Write the data out again, exactly as given.

> INPUT MATERIAL:
*** Begin section ***
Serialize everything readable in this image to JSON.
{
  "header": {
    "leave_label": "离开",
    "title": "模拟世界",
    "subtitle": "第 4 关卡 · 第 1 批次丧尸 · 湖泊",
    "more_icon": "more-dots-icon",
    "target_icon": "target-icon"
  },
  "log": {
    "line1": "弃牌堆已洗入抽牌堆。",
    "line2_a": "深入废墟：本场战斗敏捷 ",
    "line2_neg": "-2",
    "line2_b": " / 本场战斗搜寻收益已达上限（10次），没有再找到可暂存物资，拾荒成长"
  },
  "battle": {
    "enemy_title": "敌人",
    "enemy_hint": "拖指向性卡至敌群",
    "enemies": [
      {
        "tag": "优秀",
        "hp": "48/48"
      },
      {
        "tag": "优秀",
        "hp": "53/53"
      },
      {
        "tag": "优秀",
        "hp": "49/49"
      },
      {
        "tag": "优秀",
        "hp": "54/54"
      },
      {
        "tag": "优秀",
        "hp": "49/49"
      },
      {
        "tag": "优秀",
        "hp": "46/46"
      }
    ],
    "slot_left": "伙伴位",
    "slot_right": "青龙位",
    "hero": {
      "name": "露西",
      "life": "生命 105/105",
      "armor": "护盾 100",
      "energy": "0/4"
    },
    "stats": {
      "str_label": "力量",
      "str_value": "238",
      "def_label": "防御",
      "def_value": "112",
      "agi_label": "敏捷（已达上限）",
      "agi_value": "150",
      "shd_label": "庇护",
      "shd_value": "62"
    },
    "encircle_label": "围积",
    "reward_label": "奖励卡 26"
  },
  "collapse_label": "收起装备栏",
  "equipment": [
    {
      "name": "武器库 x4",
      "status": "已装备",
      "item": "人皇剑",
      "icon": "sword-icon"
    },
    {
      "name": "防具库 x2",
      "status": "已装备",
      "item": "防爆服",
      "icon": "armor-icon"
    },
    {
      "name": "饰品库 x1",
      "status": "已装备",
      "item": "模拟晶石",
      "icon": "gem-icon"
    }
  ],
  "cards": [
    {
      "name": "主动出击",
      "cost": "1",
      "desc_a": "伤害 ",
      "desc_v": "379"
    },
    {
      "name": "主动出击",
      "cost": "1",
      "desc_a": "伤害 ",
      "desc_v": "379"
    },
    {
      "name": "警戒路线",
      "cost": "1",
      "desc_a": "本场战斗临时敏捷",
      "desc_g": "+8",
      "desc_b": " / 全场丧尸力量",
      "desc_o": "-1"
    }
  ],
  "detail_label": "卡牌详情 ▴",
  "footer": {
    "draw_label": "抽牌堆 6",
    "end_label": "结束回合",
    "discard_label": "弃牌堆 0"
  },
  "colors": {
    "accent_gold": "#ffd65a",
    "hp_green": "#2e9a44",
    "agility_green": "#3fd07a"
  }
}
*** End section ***
> RESPONSE BOX:
Serialize everything readable in this image to JSON.
{
  "header": {
    "leave_label": "离开",
    "title": "模拟世界",
    "subtitle": "第 4 关卡 · 第 1 批次丧尸 · 湖泊",
    "more_icon": "more-dots-icon",
    "target_icon": "target-icon"
  },
  "log": {
    "line1": "弃牌堆已洗入抽牌堆。",
    "line2_a": "深入废墟：本场战斗敏捷 ",
    "line2_neg": "-2",
    "line2_b": " / 本场战斗搜寻收益已达上限（10次），没有再找到可暂存物资，拾荒成长"
  },
  "battle": {
    "enemy_title": "敌人",
    "enemy_hint": "拖指向性卡至敌群",
    "enemies": [
      {
        "tag": "优秀",
        "hp": "48/48"
      },
      {
        "tag": "优秀",
        "hp": "53/53"
      },
      {
        "tag": "优秀",
        "hp": "49/49"
      },
      {
        "tag": "优秀",
        "hp": "54/54"
      },
      {
        "tag": "优秀",
        "hp": "49/49"
      },
      {
        "tag": "优秀",
        "hp": "46/46"
      }
    ],
    "slot_left": "伙伴位",
    "slot_right": "青龙位",
    "hero": {
      "name": "露西",
      "life": "生命 105/105",
      "armor": "护盾 100",
      "energy": "0/4"
    },
    "stats": {
      "str_label": "力量",
      "str_value": "238",
      "def_label": "防御",
      "def_value": "112",
      "agi_label": "敏捷（已达上限）",
      "agi_value": "150",
      "shd_label": "庇护",
      "shd_value": "62"
    },
    "encircle_label": "围积",
    "reward_label": "奖励卡 26"
  },
  "collapse_label": "收起装备栏",
  "equipment": [
    {
      "name": "武器库 x4",
      "status": "已装备",
      "item": "人皇剑",
      "icon": "sword-icon"
    },
    {
      "name": "防具库 x2",
      "status": "已装备",
      "item": "防爆服",
      "icon": "armor-icon"
    },
    {
      "name": "饰品库 x1",
      "status": "已装备",
      "item": "模拟晶石",
      "icon": "gem-icon"
    }
  ],
  "cards": [
    {
      "name": "主动出击",
      "cost": "1",
      "desc_a": "伤害 ",
      "desc_v": "379"
    },
    {
      "name": "主动出击",
      "cost": "1",
      "desc_a": "伤害 ",
      "desc_v": "379"
    },
    {
      "name": "警戒路线",
      "cost": "1",
      "desc_a": "本场战斗临时敏捷",
      "desc_g": "+8",
      "desc_b": " / 全场丧尸力量",
      "desc_o": "-1"
    }
  ],
  "detail_label": "卡牌详情 ▴",
  "footer": {
    "draw_label": "抽牌堆 6",
    "end_label": "结束回合",
    "discard_label": "弃牌堆 0"
  },
  "colors": {
    "accent_gold": "#ffd65a",
    "hp_green": "#2e9a44",
    "agility_green": "#3fd07a"
  }
}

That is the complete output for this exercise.